PROVIDED RECORDS:
#####

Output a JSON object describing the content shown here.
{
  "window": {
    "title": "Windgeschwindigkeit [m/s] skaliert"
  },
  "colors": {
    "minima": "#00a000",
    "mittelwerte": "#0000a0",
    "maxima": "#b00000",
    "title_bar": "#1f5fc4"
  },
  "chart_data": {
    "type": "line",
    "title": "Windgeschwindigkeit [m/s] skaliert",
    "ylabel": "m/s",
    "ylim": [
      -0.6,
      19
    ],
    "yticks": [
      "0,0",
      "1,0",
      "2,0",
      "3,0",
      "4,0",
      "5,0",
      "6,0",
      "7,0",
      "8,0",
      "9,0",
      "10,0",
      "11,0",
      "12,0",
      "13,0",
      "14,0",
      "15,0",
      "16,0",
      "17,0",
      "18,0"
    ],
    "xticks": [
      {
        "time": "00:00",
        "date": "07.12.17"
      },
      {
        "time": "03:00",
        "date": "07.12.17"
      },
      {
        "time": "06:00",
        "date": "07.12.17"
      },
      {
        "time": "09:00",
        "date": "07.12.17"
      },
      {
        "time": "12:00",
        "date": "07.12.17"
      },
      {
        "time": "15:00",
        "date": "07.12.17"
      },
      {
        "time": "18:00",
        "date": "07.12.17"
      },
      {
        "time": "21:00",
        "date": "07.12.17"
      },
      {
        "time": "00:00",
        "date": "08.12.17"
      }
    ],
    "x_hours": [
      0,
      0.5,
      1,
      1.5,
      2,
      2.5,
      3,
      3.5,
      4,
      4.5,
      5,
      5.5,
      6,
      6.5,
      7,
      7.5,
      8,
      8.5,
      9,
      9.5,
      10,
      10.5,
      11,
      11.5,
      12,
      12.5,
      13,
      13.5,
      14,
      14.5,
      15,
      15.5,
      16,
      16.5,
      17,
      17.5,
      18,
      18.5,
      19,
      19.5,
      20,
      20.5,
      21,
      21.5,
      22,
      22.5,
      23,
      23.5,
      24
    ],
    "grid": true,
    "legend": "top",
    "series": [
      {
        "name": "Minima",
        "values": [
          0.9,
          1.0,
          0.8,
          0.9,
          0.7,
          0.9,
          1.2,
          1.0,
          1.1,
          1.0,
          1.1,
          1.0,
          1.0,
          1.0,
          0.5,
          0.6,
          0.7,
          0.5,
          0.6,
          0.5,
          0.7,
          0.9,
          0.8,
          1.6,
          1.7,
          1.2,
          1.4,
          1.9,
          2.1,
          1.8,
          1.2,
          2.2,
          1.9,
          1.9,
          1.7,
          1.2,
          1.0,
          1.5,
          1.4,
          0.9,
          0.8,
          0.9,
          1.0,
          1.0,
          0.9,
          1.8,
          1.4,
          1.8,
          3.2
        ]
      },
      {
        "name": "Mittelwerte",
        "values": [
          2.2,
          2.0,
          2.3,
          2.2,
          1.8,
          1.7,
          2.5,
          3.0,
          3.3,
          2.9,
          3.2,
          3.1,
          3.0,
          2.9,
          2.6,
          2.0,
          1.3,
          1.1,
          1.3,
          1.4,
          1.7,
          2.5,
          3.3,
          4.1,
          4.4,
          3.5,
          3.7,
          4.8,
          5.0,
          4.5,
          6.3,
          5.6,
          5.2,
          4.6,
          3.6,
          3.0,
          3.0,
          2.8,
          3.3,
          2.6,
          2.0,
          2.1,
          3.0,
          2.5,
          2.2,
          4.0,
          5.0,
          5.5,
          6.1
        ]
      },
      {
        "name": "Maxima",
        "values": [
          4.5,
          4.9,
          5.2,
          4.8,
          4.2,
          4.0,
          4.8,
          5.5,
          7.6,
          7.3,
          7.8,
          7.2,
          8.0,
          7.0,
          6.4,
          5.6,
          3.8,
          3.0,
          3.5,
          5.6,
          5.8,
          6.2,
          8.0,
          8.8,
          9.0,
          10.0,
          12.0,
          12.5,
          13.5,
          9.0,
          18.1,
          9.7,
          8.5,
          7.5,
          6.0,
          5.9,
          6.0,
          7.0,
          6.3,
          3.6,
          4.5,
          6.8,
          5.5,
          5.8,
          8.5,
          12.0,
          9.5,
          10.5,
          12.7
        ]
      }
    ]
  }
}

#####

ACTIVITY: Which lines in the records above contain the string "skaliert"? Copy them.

TASK ANSWER:
    "title": "Windgeschwindigkeit [m/s] skaliert"
    "title": "Windgeschwindigkeit [m/s] skaliert",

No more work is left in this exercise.